Walking around to the old air strip with the sun setting in the west, my heart raced in my chest and I nearly skipped my way down the dark path only lit with small red lights. Finally, I had returned to Cherry Springs State Park, a place I visited last with my best friend a year ago. If you haven't been yet, you need to go. It's worth the hike out there and the freezing temperatures you may have to endure. The whole experience will change your perspective, if you allow it.
First, let me set the scene:
I'm wearing three shirts beneath my winter coat. I'm also donning three pairs of pants (which says a lot for someone who so adamantly hates pants). I've easily gained ten pounds in clothing alone. Yet, my outfit isn't complete without my mittens and my knit hat. I carry out an outdoor mat and a lawn chair. I sit. I wait. My eyes adjust to the darkness.
One star, then ten, now a hundred. Next, I lose count. I've never seen so many stars.
Overhead, there's a dust cloud beginning to appear in the sky. It spans from the north to south horizons. That's the Milky Way. Right over my head, there it is, staring right back at me.
Then someone said, "Is something going to happen already?" and I let out an audible chuckle.
Something is happening, I thought. They just couldn't see it. It was everywhere. We were surrounded by it.
I began to feel sorry for this person who was waiting for something that was so clearly laid out in front of him, yet he couldn't see. And then of course, I began to think how much life was like that. We're often one step ahead, waiting for something to happen, and rarely do we focus on what's right here in front of us.
So, stop right now and count your blessings, each and every one of them.

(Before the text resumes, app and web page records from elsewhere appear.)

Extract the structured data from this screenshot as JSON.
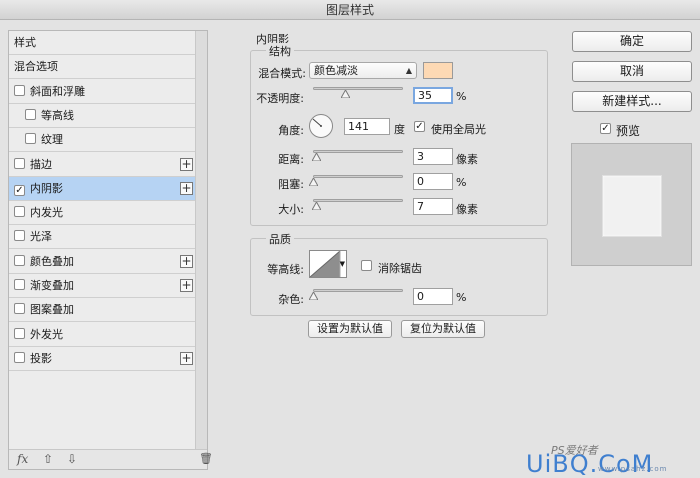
{
  "window": {
    "title": "图层样式"
  },
  "style_list": {
    "items": [
      {
        "label": "样式",
        "checkbox": false,
        "plus": false,
        "checked": false
      },
      {
        "label": "混合选项",
        "checkbox": false,
        "plus": false,
        "checked": false
      },
      {
        "label": "斜面和浮雕",
        "checkbox": true,
        "plus": false,
        "checked": false
      },
      {
        "label": "等高线",
        "checkbox": true,
        "plus": false,
        "checked": false,
        "sub": true
      },
      {
        "label": "纹理",
        "checkbox": true,
        "plus": false,
        "checked": false,
        "sub": true
      },
      {
        "label": "描边",
        "checkbox": true,
        "plus": true,
        "checked": false
      },
      {
        "label": "内阴影",
        "checkbox": true,
        "plus": true,
        "checked": true,
        "selected": true
      },
      {
        "label": "内发光",
        "checkbox": true,
        "plus": false,
        "checked": false
      },
      {
        "label": "光泽",
        "checkbox": true,
        "plus": false,
        "checked": false
      },
      {
        "label": "颜色叠加",
        "checkbox": true,
        "plus": true,
        "checked": false
      },
      {
        "label": "渐变叠加",
        "checkbox": true,
        "plus": true,
        "checked": false
      },
      {
        "label": "图案叠加",
        "checkbox": true,
        "plus": false,
        "checked": false
      },
      {
        "label": "外发光",
        "checkbox": true,
        "plus": false,
        "checked": false
      },
      {
        "label": "投影",
        "checkbox": true,
        "plus": true,
        "checked": false
      }
    ],
    "footer": {
      "fx": "fx",
      "up": "⇧",
      "down": "⇩",
      "trash": "🗑"
    }
  },
  "inner_shadow": {
    "section_title": "内阴影",
    "structure": {
      "group_title": "结构",
      "blend_mode_label": "混合模式:",
      "blend_mode_value": "颜色减淡",
      "shadow_color": "#fdd9b4",
      "opacity_label": "不透明度:",
      "opacity_value": "35",
      "opacity_unit": "%",
      "opacity_level": 0.35,
      "angle_label": "角度:",
      "angle_value": "141",
      "angle_unit": "度",
      "global_light_label": "使用全局光",
      "global_light_checked": true,
      "distance_label": "距离:",
      "distance_value": "3",
      "distance_unit": "像素",
      "distance_level": 0.03,
      "choke_label": "阻塞:",
      "choke_value": "0",
      "choke_unit": "%",
      "choke_level": 0,
      "size_label": "大小:",
      "size_value": "7",
      "size_unit": "像素",
      "size_level": 0.03
    },
    "quality": {
      "group_title": "品质",
      "contour_label": "等高线:",
      "antialias_label": "消除锯齿",
      "antialias_checked": false,
      "noise_label": "杂色:",
      "noise_value": "0",
      "noise_unit": "%",
      "noise_level": 0
    },
    "buttons": {
      "make_default": "设置为默认值",
      "reset_default": "复位为默认值"
    }
  },
  "right_panel": {
    "ok": "确定",
    "cancel": "取消",
    "new_style": "新建样式...",
    "preview_label": "预览",
    "preview_checked": true
  },
  "watermark": {
    "ps_text": "PS爱好者",
    "main": "UiBQ.CoM",
    "sub": "www.psahz.com"
  }
}
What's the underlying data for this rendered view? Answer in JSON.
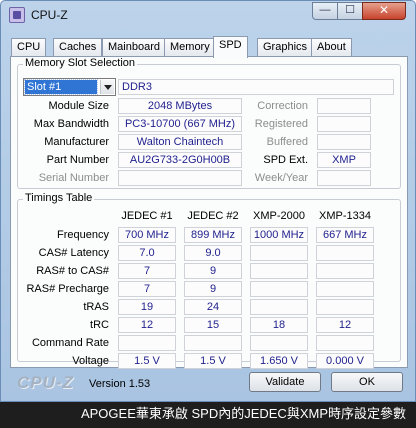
{
  "window": {
    "title": "CPU-Z"
  },
  "titlebar_buttons": {
    "minimize": "—",
    "maximize": "☐",
    "close": "✕"
  },
  "tabs": [
    "CPU",
    "Caches",
    "Mainboard",
    "Memory",
    "SPD",
    "Graphics",
    "About"
  ],
  "active_tab": "SPD",
  "memory_slot": {
    "group_title": "Memory Slot Selection",
    "slot_selected": "Slot #1",
    "type": "DDR3",
    "module_size_label": "Module Size",
    "module_size": "2048 MBytes",
    "max_bandwidth_label": "Max Bandwidth",
    "max_bandwidth": "PC3-10700 (667 MHz)",
    "manufacturer_label": "Manufacturer",
    "manufacturer": "Walton Chaintech",
    "part_number_label": "Part Number",
    "part_number": "AU2G733-2G0H00B",
    "serial_number_label": "Serial Number",
    "serial_number": "",
    "correction_label": "Correction",
    "correction": "",
    "registered_label": "Registered",
    "registered": "",
    "buffered_label": "Buffered",
    "buffered": "",
    "spd_ext_label": "SPD Ext.",
    "spd_ext": "XMP",
    "week_year_label": "Week/Year",
    "week_year": ""
  },
  "timings": {
    "group_title": "Timings Table",
    "columns": [
      "JEDEC #1",
      "JEDEC #2",
      "XMP-2000",
      "XMP-1334"
    ],
    "rows": [
      {
        "label": "Frequency",
        "values": [
          "700 MHz",
          "899 MHz",
          "1000 MHz",
          "667 MHz"
        ]
      },
      {
        "label": "CAS# Latency",
        "values": [
          "7.0",
          "9.0",
          "",
          ""
        ]
      },
      {
        "label": "RAS# to CAS#",
        "values": [
          "7",
          "9",
          "",
          ""
        ]
      },
      {
        "label": "RAS# Precharge",
        "values": [
          "7",
          "9",
          "",
          ""
        ]
      },
      {
        "label": "tRAS",
        "values": [
          "19",
          "24",
          "",
          ""
        ]
      },
      {
        "label": "tRC",
        "values": [
          "12",
          "15",
          "18",
          "12"
        ]
      },
      {
        "label": "Command Rate",
        "values": [
          "",
          "",
          "",
          ""
        ]
      },
      {
        "label": "Voltage",
        "values": [
          "1.5 V",
          "1.5 V",
          "1.650 V",
          "0.000 V"
        ]
      }
    ]
  },
  "footer": {
    "logo": "CPU-Z",
    "version": "Version 1.53",
    "validate_label": "Validate",
    "ok_label": "OK"
  },
  "caption": "APOGEE華東承啟 SPD內的JEDEC與XMP時序設定參數"
}
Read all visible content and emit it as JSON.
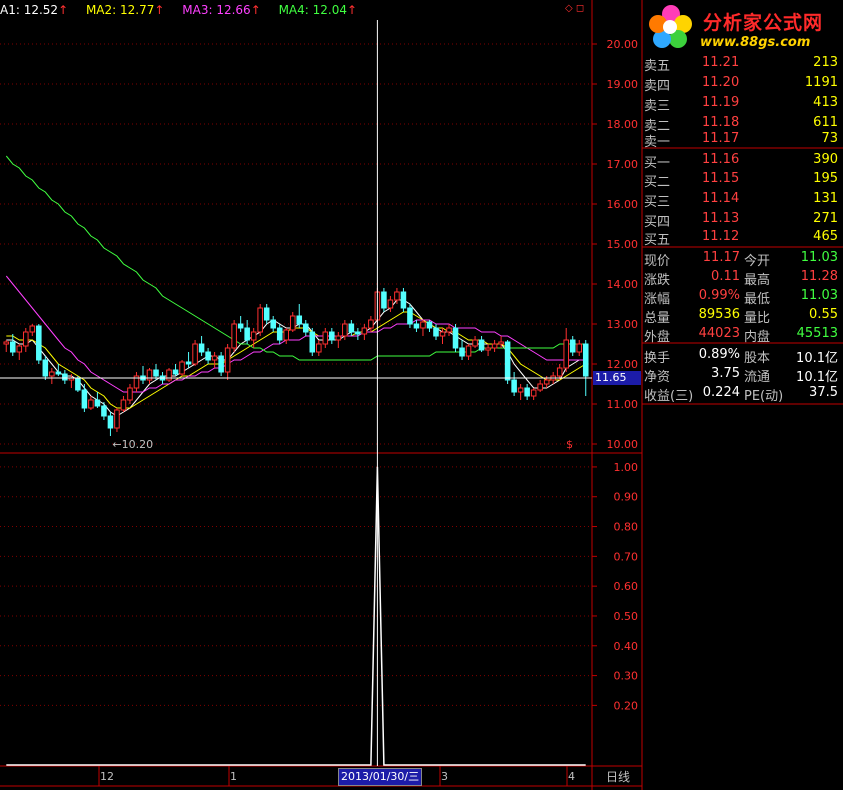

And then stop to take a deep breath. Do you feel your lungs expanding with air as you inhale? Now consider the fact that you are just as remarkable and unique as the stars that hang above us every single night.
"I have no special talent.